Instructions for the task – Word for word, the listing below should be printed again.

Exercise materials –
########################################
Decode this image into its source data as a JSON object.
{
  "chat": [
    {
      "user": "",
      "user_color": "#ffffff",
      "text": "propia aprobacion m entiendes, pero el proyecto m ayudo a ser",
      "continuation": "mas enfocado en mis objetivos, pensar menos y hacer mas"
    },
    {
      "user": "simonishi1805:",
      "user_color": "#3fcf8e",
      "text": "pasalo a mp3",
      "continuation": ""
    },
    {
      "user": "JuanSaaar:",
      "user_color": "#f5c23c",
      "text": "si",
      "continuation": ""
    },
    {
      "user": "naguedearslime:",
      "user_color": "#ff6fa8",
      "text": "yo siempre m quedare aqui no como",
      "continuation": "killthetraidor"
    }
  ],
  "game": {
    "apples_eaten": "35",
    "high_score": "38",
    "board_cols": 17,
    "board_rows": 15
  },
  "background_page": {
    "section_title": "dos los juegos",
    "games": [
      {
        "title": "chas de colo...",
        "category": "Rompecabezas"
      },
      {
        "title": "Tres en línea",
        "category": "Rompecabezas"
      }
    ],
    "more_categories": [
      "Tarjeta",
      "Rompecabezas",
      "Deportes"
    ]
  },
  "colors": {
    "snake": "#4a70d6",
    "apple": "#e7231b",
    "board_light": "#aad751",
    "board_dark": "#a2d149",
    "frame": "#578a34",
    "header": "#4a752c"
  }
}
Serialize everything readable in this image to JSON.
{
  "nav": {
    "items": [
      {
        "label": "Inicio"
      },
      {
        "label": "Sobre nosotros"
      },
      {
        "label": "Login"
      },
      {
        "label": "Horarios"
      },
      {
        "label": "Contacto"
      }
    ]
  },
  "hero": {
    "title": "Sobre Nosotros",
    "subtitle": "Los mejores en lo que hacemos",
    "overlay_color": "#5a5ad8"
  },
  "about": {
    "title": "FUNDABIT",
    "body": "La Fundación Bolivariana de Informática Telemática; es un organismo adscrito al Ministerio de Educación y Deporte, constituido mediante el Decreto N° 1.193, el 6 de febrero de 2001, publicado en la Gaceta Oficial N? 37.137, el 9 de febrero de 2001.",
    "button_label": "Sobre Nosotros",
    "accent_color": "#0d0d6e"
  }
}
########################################
Answer space –
Decode this image into its source data as a JSON object.
{
  "chat": [
    {
      "user": "",
      "user_color": "#ffffff",
      "text": "propia aprobacion m entiendes, pero el proyecto m ayudo a ser",
      "continuation": "mas enfocado en mis objetivos, pensar menos y hacer mas"
    },
    {
      "user": "simonishi1805:",
      "user_color": "#3fcf8e",
      "text": "pasalo a mp3",
      "continuation": ""
    },
    {
      "user": "JuanSaaar:",
      "user_color": "#f5c23c",
      "text": "si",
      "continuation": ""
    },
    {
      "user": "naguedearslime:",
      "user_color": "#ff6fa8",
      "text": "yo siempre m quedare aqui no como",
      "continuation": "killthetraidor"
    }
  ],
  "game": {
    "apples_eaten": "35",
    "high_score": "38",
    "board_cols": 17,
    "board_rows": 15
  },
  "background_page": {
    "section_title": "dos los juegos",
    "games": [
      {
        "title": "chas de colo...",
        "category": "Rompecabezas"
      },
      {
        "title": "Tres en línea",
        "category": "Rompecabezas"
      }
    ],
    "more_categories": [
      "Tarjeta",
      "Rompecabezas",
      "Deportes"
    ]
  },
  "colors": {
    "snake": "#4a70d6",
    "apple": "#e7231b",
    "board_light": "#aad751",
    "board_dark": "#a2d149",
    "frame": "#578a34",
    "header": "#4a752c"
  }
}
Serialize everything readable in this image to JSON.
{
  "nav": {
    "items": [
      {
        "label": "Inicio"
      },
      {
        "label": "Sobre nosotros"
      },
      {
        "label": "Login"
      },
      {
        "label": "Horarios"
      },
      {
        "label": "Contacto"
      }
    ]
  },
  "hero": {
    "title": "Sobre Nosotros",
    "subtitle": "Los mejores en lo que hacemos",
    "overlay_color": "#5a5ad8"
  },
  "about": {
    "title": "FUNDABIT",
    "body": "La Fundación Bolivariana de Informática Telemática; es un organismo adscrito al Ministerio de Educación y Deporte, constituido mediante el Decreto N° 1.193, el 6 de febrero de 2001, publicado en la Gaceta Oficial N? 37.137, el 9 de febrero de 2001.",
    "button_label": "Sobre Nosotros",
    "accent_color": "#0d0d6e"
  }
}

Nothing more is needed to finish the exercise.